Find and return every line of the data that contains the word "JSON".

** Opening EXTRACTED INFORMATION block **

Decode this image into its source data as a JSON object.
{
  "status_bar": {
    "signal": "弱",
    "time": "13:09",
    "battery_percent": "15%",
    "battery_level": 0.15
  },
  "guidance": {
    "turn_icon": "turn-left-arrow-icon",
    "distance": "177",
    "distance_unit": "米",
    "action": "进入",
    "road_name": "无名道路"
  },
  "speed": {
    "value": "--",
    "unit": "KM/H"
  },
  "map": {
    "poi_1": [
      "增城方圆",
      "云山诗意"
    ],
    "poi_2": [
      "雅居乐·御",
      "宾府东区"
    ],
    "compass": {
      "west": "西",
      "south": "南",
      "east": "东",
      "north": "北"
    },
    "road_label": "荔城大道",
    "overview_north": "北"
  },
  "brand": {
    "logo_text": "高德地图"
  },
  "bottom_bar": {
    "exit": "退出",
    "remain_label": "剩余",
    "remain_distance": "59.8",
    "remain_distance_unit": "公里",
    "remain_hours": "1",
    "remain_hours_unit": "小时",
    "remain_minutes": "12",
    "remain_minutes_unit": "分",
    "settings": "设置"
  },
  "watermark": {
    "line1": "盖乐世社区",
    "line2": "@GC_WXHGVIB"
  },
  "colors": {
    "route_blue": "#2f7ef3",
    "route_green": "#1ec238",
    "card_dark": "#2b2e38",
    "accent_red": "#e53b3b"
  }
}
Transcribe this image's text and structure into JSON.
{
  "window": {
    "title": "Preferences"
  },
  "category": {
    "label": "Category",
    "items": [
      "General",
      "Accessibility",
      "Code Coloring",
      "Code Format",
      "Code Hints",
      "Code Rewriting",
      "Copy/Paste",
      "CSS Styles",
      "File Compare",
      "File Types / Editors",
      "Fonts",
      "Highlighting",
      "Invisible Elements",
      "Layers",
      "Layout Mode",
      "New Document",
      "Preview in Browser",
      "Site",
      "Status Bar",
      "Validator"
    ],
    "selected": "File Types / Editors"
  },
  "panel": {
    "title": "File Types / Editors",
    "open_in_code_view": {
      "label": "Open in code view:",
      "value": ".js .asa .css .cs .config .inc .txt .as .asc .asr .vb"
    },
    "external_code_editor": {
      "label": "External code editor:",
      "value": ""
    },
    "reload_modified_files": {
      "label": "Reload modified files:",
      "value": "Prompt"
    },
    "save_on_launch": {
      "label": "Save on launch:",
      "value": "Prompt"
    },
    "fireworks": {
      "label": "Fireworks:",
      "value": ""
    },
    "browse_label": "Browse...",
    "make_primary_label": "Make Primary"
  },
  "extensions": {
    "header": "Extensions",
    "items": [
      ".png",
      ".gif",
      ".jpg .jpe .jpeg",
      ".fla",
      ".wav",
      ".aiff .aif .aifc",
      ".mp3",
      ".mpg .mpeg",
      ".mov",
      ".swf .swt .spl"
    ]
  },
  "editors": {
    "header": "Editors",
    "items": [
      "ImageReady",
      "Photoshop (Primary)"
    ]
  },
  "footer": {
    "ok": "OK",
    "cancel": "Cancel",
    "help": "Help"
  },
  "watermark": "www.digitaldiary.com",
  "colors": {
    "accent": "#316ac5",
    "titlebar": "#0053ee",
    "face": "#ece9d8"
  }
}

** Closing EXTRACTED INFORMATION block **

COMPLETED TASK:
Decode this image into its source data as a JSON object.
Transcribe this image's text and structure into JSON.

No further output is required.